** ACTIVITY **
Write the records out again, exactly.

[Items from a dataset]
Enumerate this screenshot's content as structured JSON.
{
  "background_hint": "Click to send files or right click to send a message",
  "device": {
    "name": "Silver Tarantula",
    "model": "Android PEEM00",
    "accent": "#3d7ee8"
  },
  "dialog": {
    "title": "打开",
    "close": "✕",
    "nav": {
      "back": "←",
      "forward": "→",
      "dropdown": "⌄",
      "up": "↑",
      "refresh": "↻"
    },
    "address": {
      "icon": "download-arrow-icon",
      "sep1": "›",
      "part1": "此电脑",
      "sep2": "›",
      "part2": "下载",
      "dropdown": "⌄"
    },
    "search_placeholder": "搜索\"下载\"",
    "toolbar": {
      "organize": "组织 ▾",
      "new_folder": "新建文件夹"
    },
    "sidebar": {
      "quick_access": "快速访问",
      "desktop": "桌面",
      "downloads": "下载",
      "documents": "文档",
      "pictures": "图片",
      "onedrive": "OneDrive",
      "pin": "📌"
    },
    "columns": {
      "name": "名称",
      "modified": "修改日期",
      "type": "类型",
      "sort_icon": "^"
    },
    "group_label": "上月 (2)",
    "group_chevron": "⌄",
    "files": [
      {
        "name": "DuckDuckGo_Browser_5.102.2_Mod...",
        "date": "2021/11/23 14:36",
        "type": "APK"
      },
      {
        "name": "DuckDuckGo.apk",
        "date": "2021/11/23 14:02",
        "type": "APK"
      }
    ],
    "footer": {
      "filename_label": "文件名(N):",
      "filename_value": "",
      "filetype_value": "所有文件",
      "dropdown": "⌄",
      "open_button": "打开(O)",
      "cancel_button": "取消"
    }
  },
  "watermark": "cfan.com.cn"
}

** WRITTEN RESPONSE **
Enumerate this screenshot's content as structured JSON.
{
  "background_hint": "Click to send files or right click to send a message",
  "device": {
    "name": "Silver Tarantula",
    "model": "Android PEEM00",
    "accent": "#3d7ee8"
  },
  "dialog": {
    "title": "打开",
    "close": "✕",
    "nav": {
      "back": "←",
      "forward": "→",
      "dropdown": "⌄",
      "up": "↑",
      "refresh": "↻"
    },
    "address": {
      "icon": "download-arrow-icon",
      "sep1": "›",
      "part1": "此电脑",
      "sep2": "›",
      "part2": "下载",
      "dropdown": "⌄"
    },
    "search_placeholder": "搜索\"下载\"",
    "toolbar": {
      "organize": "组织 ▾",
      "new_folder": "新建文件夹"
    },
    "sidebar": {
      "quick_access": "快速访问",
      "desktop": "桌面",
      "downloads": "下载",
      "documents": "文档",
      "pictures": "图片",
      "onedrive": "OneDrive",
      "pin": "📌"
    },
    "columns": {
      "name": "名称",
      "modified": "修改日期",
      "type": "类型",
      "sort_icon": "^"
    },
    "group_label": "上月 (2)",
    "group_chevron": "⌄",
    "files": [
      {
        "name": "DuckDuckGo_Browser_5.102.2_Mod...",
        "date": "2021/11/23 14:36",
        "type": "APK"
      },
      {
        "name": "DuckDuckGo.apk",
        "date": "2021/11/23 14:02",
        "type": "APK"
      }
    ],
    "footer": {
      "filename_label": "文件名(N):",
      "filename_value": "",
      "filetype_value": "所有文件",
      "dropdown": "⌄",
      "open_button": "打开(O)",
      "cancel_button": "取消"
    }
  },
  "watermark": "cfan.com.cn"
}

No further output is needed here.